Is the only viable route to "pitch" software at clusters of shared conceptualisations which are, in OO speak, always base classes. Base classes
which cannot be assembled so as to be derived classes of the more general concept - such as Religion or BeautifulThings or LifeForm or ... even though we seem to have shared conceptualisions of those very concepts? Or do we?

Oh yes, the picture of a cow...

In Hagen's book there is a black and white image that looks vaguely like a man lying down but only vaguely. Apparently, it is a picture of a cow which, if you start at the image long enough, becomes self evident.

Well, I have stared at the picture and it is not self evident to me :-)

If anyone out there has it sussed, I'd love to hear from you.

Wednesday, January 18, 2006

How to validate a Microformat

Lots of talk about microformats going on. Thats good.

Some folks worrying about the complexity of validating documents that use microformats.

Folks.
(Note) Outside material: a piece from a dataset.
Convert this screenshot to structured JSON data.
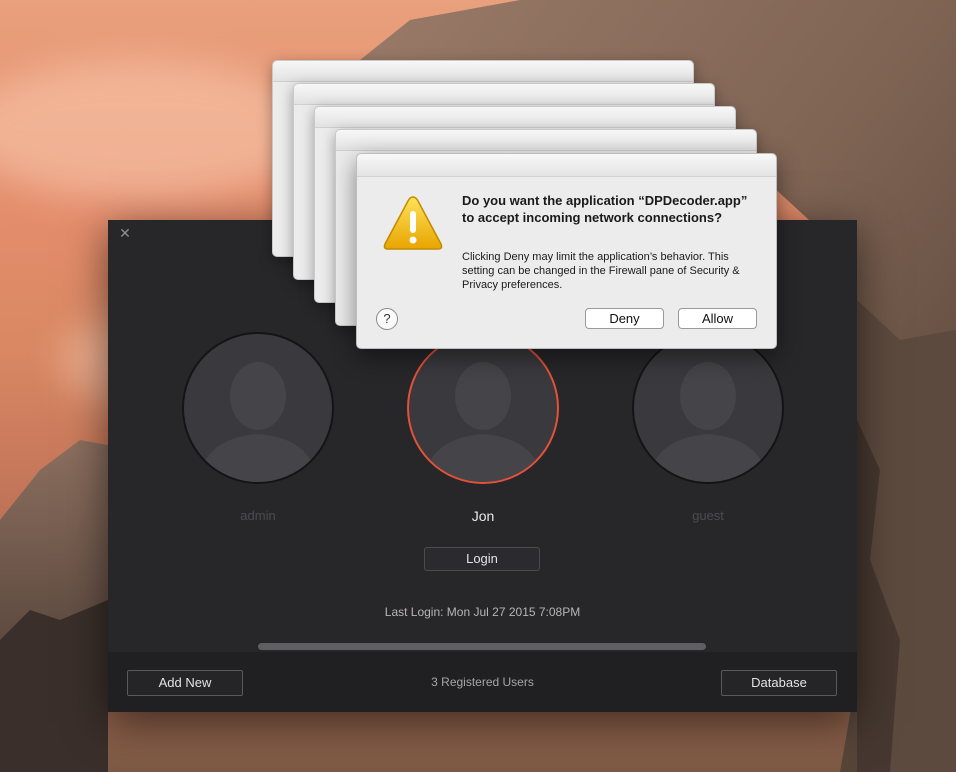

All you need is some pipeline goodness.

Step 1 - get yourself an XML pipeline execution infrastructure or roll your own. Its not hard.

Step 2 - Create a two stage pipeline for validation. Stage 1 : a transform that turns class attributes into element type names. Stage 2 : a standard element-centric validation using RNC/G, DTD or XSD.

Tuesday, January 17, 2006

Bill Kent. Data and Reality. Bishop's Knees.

Today I found out over on Bob's weblog that Bill Kent passed away in December, aged 69.
Kent deserves to be better known in my opinion. His book "Data and Reality" is a classic of its kind and turned on a whole bunch of light bulbs for me when I first read it.
It was in Kent's book that I first came across the deep intertwinglements between spoken language and the conceptual models that software architects build in their heads. A concept I wrote about in the ITWorld article How to Model a Bishop some years back.

Monday, January 16, 2006

Laptop Service Providers

Sometimes, all the time I spend addressing problems with my computers, really starts to get to me.
Somewhere in the latter part of the last twenty years the fun has gone out of re-re-re-re-installing printer drivers, out-foxing duplicitious modem error messages and fetoscoping boot sectors...
If someone offered me a laptop deal in which I own the hard disk but rent the locked down laptop in return for no-nonsense we-will-fix-it support of the standard configuration, I would be tempted. A laptop service provider, if you will.

Crubeens and Piggies

Python user groups are usually called PIGgies. So far, the Irish one has been known as Python Ireland. To my shame, I've only managed to attend two of these meetings but under the stewardship of Mick Twomey and Sean O'Donnell, things would appear to be progressing nicely. WIKI page here.
In my defense, Thursday is the day of the week when I am least likely to be in Dublin. OH well.

For grins, I think we should dub members of the Irish Python Interest Group crubeens.